Charles Kennedy was a rare thing – a genuinely popular British politician – and brought his Liberal Democrat party record success before his leadership was cut short by alcoholism.
His death at 55 brought tributes Tuesday from across politics and beyond for a man whose wit and warmth made him stand out from the pack.
Former Liberal Democrat leader Nick Clegg said Kennedy's death "robs Britain of one of the most gifted politicians of his generation."
"Charles Kennedy on form, on a good day when he was feeling strong and happy, had more political talent in his little finger than the rest of us put together," Clegg told Sky News.
Kennedy's family said in a statement that he died Monday at his home in the Scottish Highlands. They did not reveal the cause of death and said a post-mortem would be conducted. Police said Kennedy's death did not appear suspicious.
Nicknamed "Chat-show Charlie," because of his many television appearances, Kennedy was known for gregariousness and a light-hearted, common touch. He was elected to Parliament at 23 in 1983, and succeeded Paddy Ashdown as leader of the center-left party in 1999.
Under his leadership, the Liberal Democrats were the only major party to oppose the 2003 U.S.-led invasion of Iraq. Kennedy predicted that the legacy of the messy, divisive war would haunt then-Prime Minister Tony Blair of the Labour Party, saying in 2006 that "on the political tombstone of this prime minister will be one word — Iraq."
In the 2005 election, the Liberal Democrats won 62 seats in the House of Commons, the party's best result for 80 years.
Kennedy's fondness for a drink had long been the source of political gossip. When confronted by a television expose about his drinking, Kennedy tried to hold on to the leadership but failed. He resigned in 2006.
He was hardly the first British politician with an alcohol problem. Parliament's long hours and subsidized bars have long indulged a culture of heavy drinking. But Kennedy was among the first publicly to acknowledge alcoholism.

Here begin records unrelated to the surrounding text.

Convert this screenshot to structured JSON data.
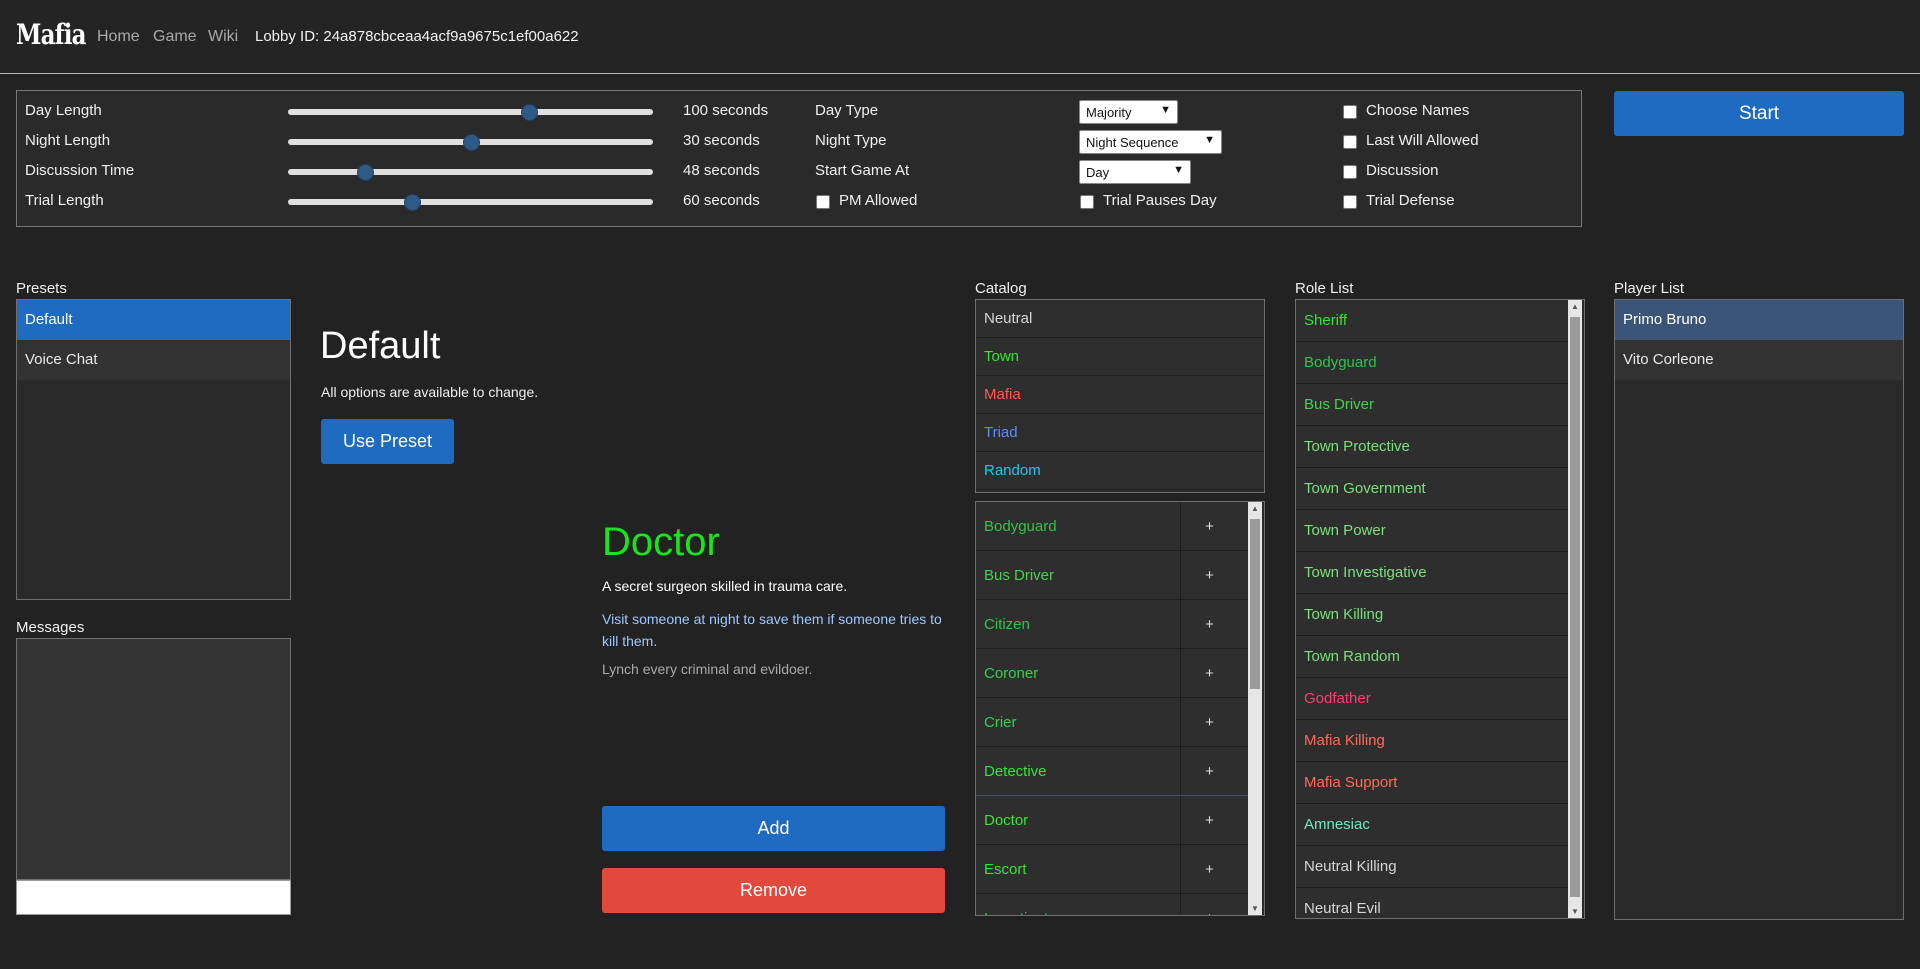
{
  "header": {
    "logo": "Mafia",
    "nav": [
      "Home",
      "Game",
      "Wiki"
    ],
    "lobby": "Lobby ID: 24a878cbceaa4acf9a9675c1ef00a622"
  },
  "settings": {
    "sliders": [
      {
        "label": "Day Length",
        "value": "100 seconds",
        "level": 0.66
      },
      {
        "label": "Night Length",
        "value": "30 seconds",
        "level": 0.5
      },
      {
        "label": "Discussion Time",
        "value": "48 seconds",
        "level": 0.21
      },
      {
        "label": "Trial Length",
        "value": "60 seconds",
        "level": 0.34
      }
    ],
    "selects": [
      {
        "label": "Day Type",
        "value": "Majority"
      },
      {
        "label": "Night Type",
        "value": "Night Sequence"
      },
      {
        "label": "Start Game At",
        "value": "Day"
      }
    ],
    "checks": {
      "pm_allowed": "PM Allowed",
      "trial_pauses_day": "Trial Pauses Day",
      "choose_names": "Choose Names",
      "last_will": "Last Will Allowed",
      "discussion": "Discussion",
      "trial_defense": "Trial Defense"
    },
    "start_label": "Start"
  },
  "presets": {
    "title": "Presets",
    "items": [
      "Default",
      "Voice Chat"
    ],
    "detail_title": "Default",
    "detail_desc": "All options are available to change.",
    "use_label": "Use Preset"
  },
  "messages": {
    "title": "Messages"
  },
  "role": {
    "name": "Doctor",
    "summary": "A secret surgeon skilled in trauma care.",
    "ability": "Visit someone at night to save them if someone tries to kill them.",
    "goal": "Lynch every criminal and evildoer.",
    "add_label": "Add",
    "remove_label": "Remove",
    "color": "#19e619"
  },
  "catalog": {
    "title": "Catalog",
    "categories": [
      {
        "name": "Neutral",
        "color": "#d6d6d6"
      },
      {
        "name": "Town",
        "color": "#33e633"
      },
      {
        "name": "Mafia",
        "color": "#ff5a4a"
      },
      {
        "name": "Triad",
        "color": "#5a8cff"
      },
      {
        "name": "Random",
        "color": "#1ec8f0"
      }
    ],
    "roles": [
      {
        "name": "Bodyguard",
        "color": "#2fc44a"
      },
      {
        "name": "Bus Driver",
        "color": "#46d24a"
      },
      {
        "name": "Citizen",
        "color": "#2fc44a"
      },
      {
        "name": "Coroner",
        "color": "#2fd44a"
      },
      {
        "name": "Crier",
        "color": "#2fd44a"
      },
      {
        "name": "Detective",
        "color": "#33e633"
      },
      {
        "name": "Doctor",
        "color": "#33e633"
      },
      {
        "name": "Escort",
        "color": "#33e633"
      },
      {
        "name": "Investigator",
        "color": "#2fd44a"
      }
    ],
    "plus": "+"
  },
  "role_list": {
    "title": "Role List",
    "items": [
      {
        "name": "Sheriff",
        "color": "#33e633"
      },
      {
        "name": "Bodyguard",
        "color": "#2fc44a"
      },
      {
        "name": "Bus Driver",
        "color": "#46d24a"
      },
      {
        "name": "Town Protective",
        "color": "#7be07b"
      },
      {
        "name": "Town Government",
        "color": "#7be07b"
      },
      {
        "name": "Town Power",
        "color": "#7be07b"
      },
      {
        "name": "Town Investigative",
        "color": "#7be07b"
      },
      {
        "name": "Town Killing",
        "color": "#7be07b"
      },
      {
        "name": "Town Random",
        "color": "#7be07b"
      },
      {
        "name": "Godfather",
        "color": "#ff3d6e"
      },
      {
        "name": "Mafia Killing",
        "color": "#ff6b5a"
      },
      {
        "name": "Mafia Support",
        "color": "#ff6b5a"
      },
      {
        "name": "Amnesiac",
        "color": "#6fe7c0"
      },
      {
        "name": "Neutral Killing",
        "color": "#d6d6d6"
      },
      {
        "name": "Neutral Evil",
        "color": "#d6d6d6"
      }
    ]
  },
  "player_list": {
    "title": "Player List",
    "items": [
      "Primo Bruno",
      "Vito Corleone"
    ]
  }
}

Kennedy remained a popular lawmaker and in 2010 he voted against having the Liberal Democrats enter a coalition government with David Cameron's Conservatives — to no avail.
Voters in Britain's general election last month punished the Liberal Democrats for that decision, reducing the party to just eight of the 650 seats in Parliament. Kennedy was among those who lost.
Blair praised Kennedy's "lively and inventive mind" and described his former opponent's death as an "absolute tragedy."
Blair's former communications chief, Alastair Campbell, said Kennedy "spoke fluent human, because he had humanity in every vein and every cell."
"I just wish that we, his friends, had been able to help him more, and that he was still with us today, adding a bit of light to an increasingly gloomy political landscape," Campbell wrote on his blog.
Kennedy is survived by his ex-wife, Sarah Gurling, and their 10-year-old son.